At a minimum, a plaintiff alleging securities fraud should be able to identify the misleading documents on which he has relied to his detriment. Plaintiffs cannot logically claim inability to do this without leaving the impression that they are using the suit as a device to search for fraud. "The familiar plaint that the details of an alleged fraud lie in the defendant's ken has no convincing ring when the details at issue are the identities of documents that have been widely disseminated to and assimilated by the investing public." Denny v. Barber, 73 F.R.D. 6, 9 (S.D.N.Y.1976), Aff'd, 576 F.2d 465 (2d Cir. 1978); Accord, Morgan v. Prudential Group, Inc., supra, 81 F.R.D. at 423; Gross v. Diversified Mortgage Investors, supra, 431 F. Supp. at 1087; Rich v. Touche Ross & Co., supra, 68 F.R.D. at 246. The Second Amended Complaint should have identified specific documents that were certified by Andersen and the manner in which those documents were materially false or misleading. Andersen may have neither certified nor even viewed the documents in question. See Rich v. Touche Ross & Co., 415 F. Supp. 95, 98 (S.D.N.Y.1976). Rule 9(b) requires their identification so that Andersen might frame an appropriate response. See Todd v. Oppenheimer & Co., Inc., 78 F.R.D. 415, 420 (S.D.N.Y.1978); Denny v. Barber, supra.
Even if the misleading reports had been identified, and had been certified by Andersen, the Second Amended Complaint would still fail to meet the particularity requirement. Plaintiffs claim to rely on evidence of fraud by GT&E and on Andersen's position as the corporation's accountant and auditor as the basis for allegations of fraud by Andersen. These facts are insufficient support for claims of fraud. An inference of fraud does not arise from the mere fact that an auditor "certified" an inaccurate report. See Weinberger v. Kendrick, 451 F. Supp. 79, 83 (S.D.N.Y.1978). Plaintiffs must allege circumstances giving rise to an inference of a breach of generally accepted auditing standards amounting to a "fraudulent breach of duty," Jacobson v. Peat, Marwick, Mitchell & Co., supra, 445 F. Supp. at 523; Gross v. Diversified Mortgage Investors, supra, 431 F. Supp. at 1089, or the events on which the information and belief pleading is based. See Ross v. A. H. Robins Co., Inc., 607 F.2d 545 at 558-559, No. 79-7106 (2d Cir. 1979). In Robins, the Court of Appeals for the Second Circuit stated that even though plaintiffs cannot be expected to "plead defendants' actual knowledge" in the complaint, they

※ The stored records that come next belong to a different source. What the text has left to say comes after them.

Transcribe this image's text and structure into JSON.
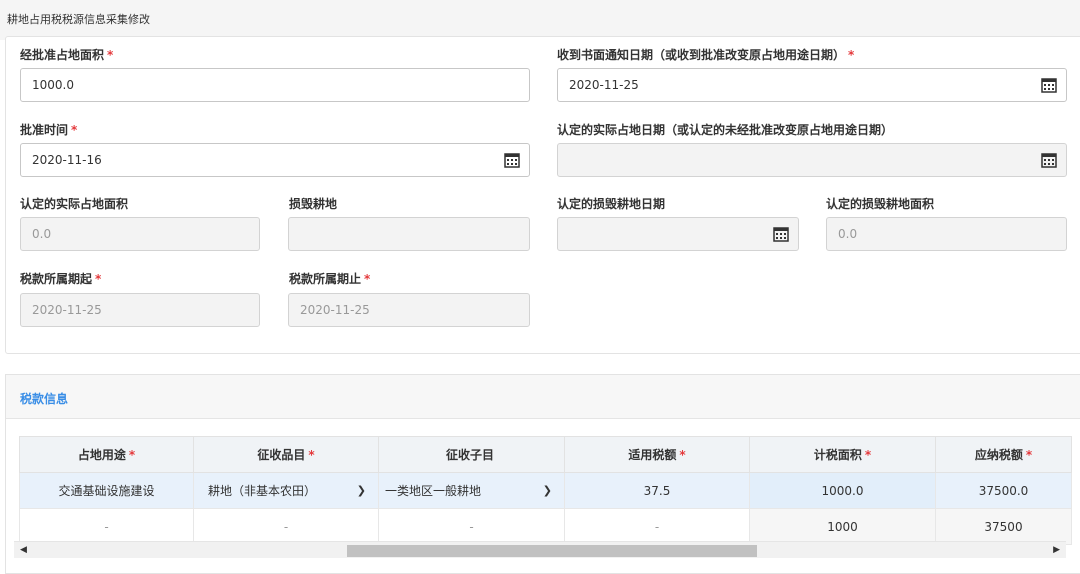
{
  "header": {
    "title": "耕地占用税税源信息采集修改"
  },
  "form": {
    "approved_area": {
      "label": "经批准占地面积",
      "required": "*",
      "value": "1000.0"
    },
    "notice_date": {
      "label": "收到书面通知日期（或收到批准改变原占地用途日期）",
      "required": "*",
      "value": "2020-11-25"
    },
    "approval_time": {
      "label": "批准时间",
      "required": "*",
      "value": "2020-11-16"
    },
    "actual_occupy_date": {
      "label": "认定的实际占地日期（或认定的未经批准改变原占地用途日期）",
      "value": ""
    },
    "actual_area": {
      "label": "认定的实际占地面积",
      "value": "0.0"
    },
    "damaged_land": {
      "label": "损毁耕地",
      "value": ""
    },
    "damaged_date": {
      "label": "认定的损毁耕地日期",
      "value": ""
    },
    "damaged_area": {
      "label": "认定的损毁耕地面积",
      "value": "0.0"
    },
    "period_start": {
      "label": "税款所属期起",
      "required": "*",
      "value": "2020-11-25"
    },
    "period_end": {
      "label": "税款所属期止",
      "required": "*",
      "value": "2020-11-25"
    }
  },
  "tax_section": {
    "title": "税款信息",
    "columns": [
      {
        "label": "占地用途",
        "required": "*"
      },
      {
        "label": "征收品目",
        "required": "*"
      },
      {
        "label": "征收子目",
        "required": ""
      },
      {
        "label": "适用税额",
        "required": "*"
      },
      {
        "label": "计税面积",
        "required": "*"
      },
      {
        "label": "应纳税额",
        "required": "*"
      }
    ],
    "row1": {
      "purpose": "交通基础设施建设",
      "item": "耕地（非基本农田）",
      "subitem": "一类地区一般耕地",
      "rate": "37.5",
      "area": "1000.0",
      "tax": "37500.0"
    },
    "row2": {
      "purpose": "-",
      "item": "-",
      "subitem": "-",
      "rate": "-",
      "area": "1000",
      "tax": "37500"
    }
  },
  "icons": {
    "calendar": "calendar-icon",
    "chevron": "chevron-down-icon"
  }
}
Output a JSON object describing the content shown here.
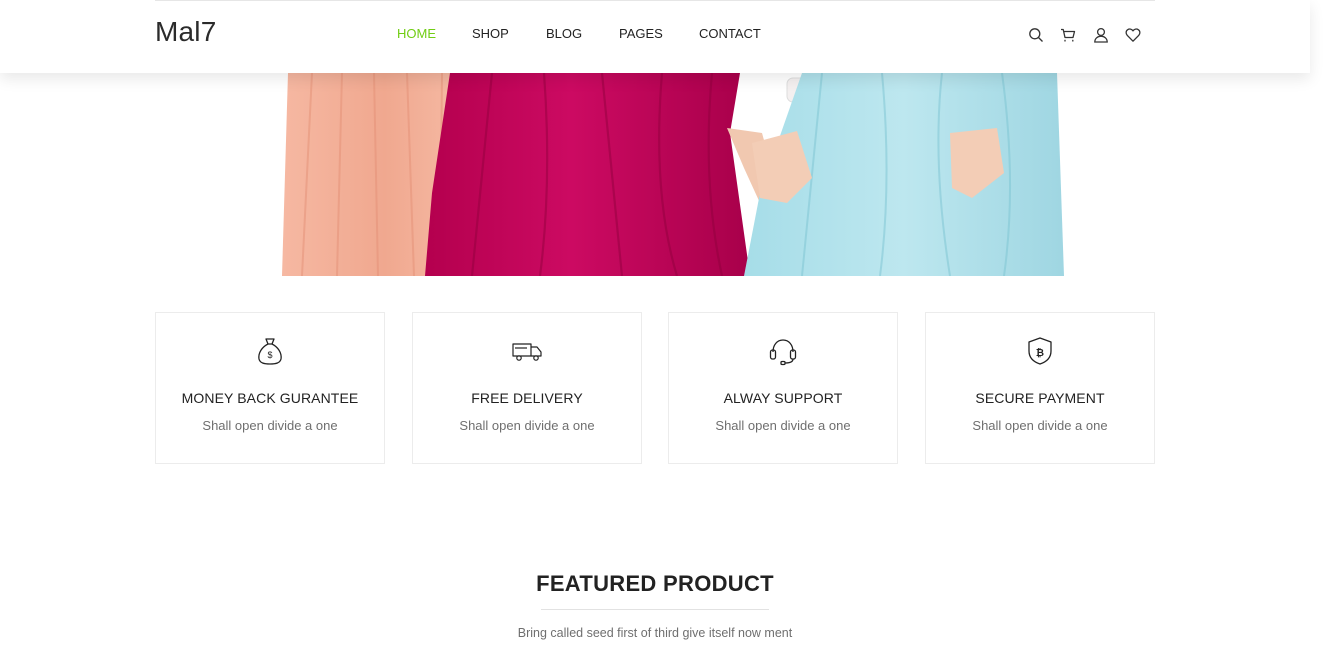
{
  "brand": {
    "logo_text": "Mal7",
    "accent_color": "#71cd14"
  },
  "nav": {
    "items": [
      {
        "label": "HOME",
        "active": true
      },
      {
        "label": "SHOP",
        "active": false
      },
      {
        "label": "BLOG",
        "active": false
      },
      {
        "label": "PAGES",
        "active": false
      },
      {
        "label": "CONTACT",
        "active": false
      }
    ]
  },
  "header_icons": [
    "search-icon",
    "cart-icon",
    "user-icon",
    "heart-icon"
  ],
  "hero": {
    "image": "three-women-in-long-dresses",
    "dress_colors": [
      "#f4b09a",
      "#c5005a",
      "#b5e2ea"
    ]
  },
  "features": [
    {
      "icon": "money-bag-icon",
      "title": "MONEY BACK GURANTEE",
      "description": "Shall open divide a one"
    },
    {
      "icon": "delivery-truck-icon",
      "title": "FREE DELIVERY",
      "description": "Shall open divide a one"
    },
    {
      "icon": "headset-icon",
      "title": "ALWAY SUPPORT",
      "description": "Shall open divide a one"
    },
    {
      "icon": "shield-bitcoin-icon",
      "title": "SECURE PAYMENT",
      "description": "Shall open divide a one"
    }
  ],
  "featured_section": {
    "title": "FEATURED PRODUCT",
    "subtitle": "Bring called seed first of third give itself now ment"
  }
}
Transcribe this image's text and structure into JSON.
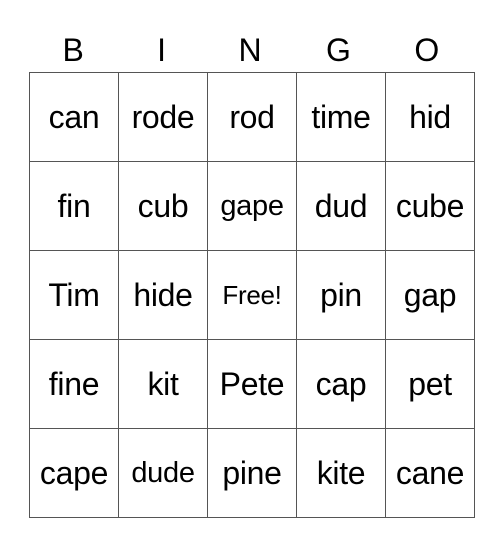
{
  "header": [
    "B",
    "I",
    "N",
    "G",
    "O"
  ],
  "rows": [
    [
      "can",
      "rode",
      "rod",
      "time",
      "hid"
    ],
    [
      "fin",
      "cub",
      "gape",
      "dud",
      "cube"
    ],
    [
      "Tim",
      "hide",
      "Free!",
      "pin",
      "gap"
    ],
    [
      "fine",
      "kit",
      "Pete",
      "cap",
      "pet"
    ],
    [
      "cape",
      "dude",
      "pine",
      "kite",
      "cane"
    ]
  ]
}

can be required to supply a factual basis for their conclusory allegations regarding that knowledge. It is reasonable to require that the plaintiffs specifically plead those events which they assert give rise to a strong inference that the defendants had knowledge of the facts . . . or recklessly disregarded their existence. ...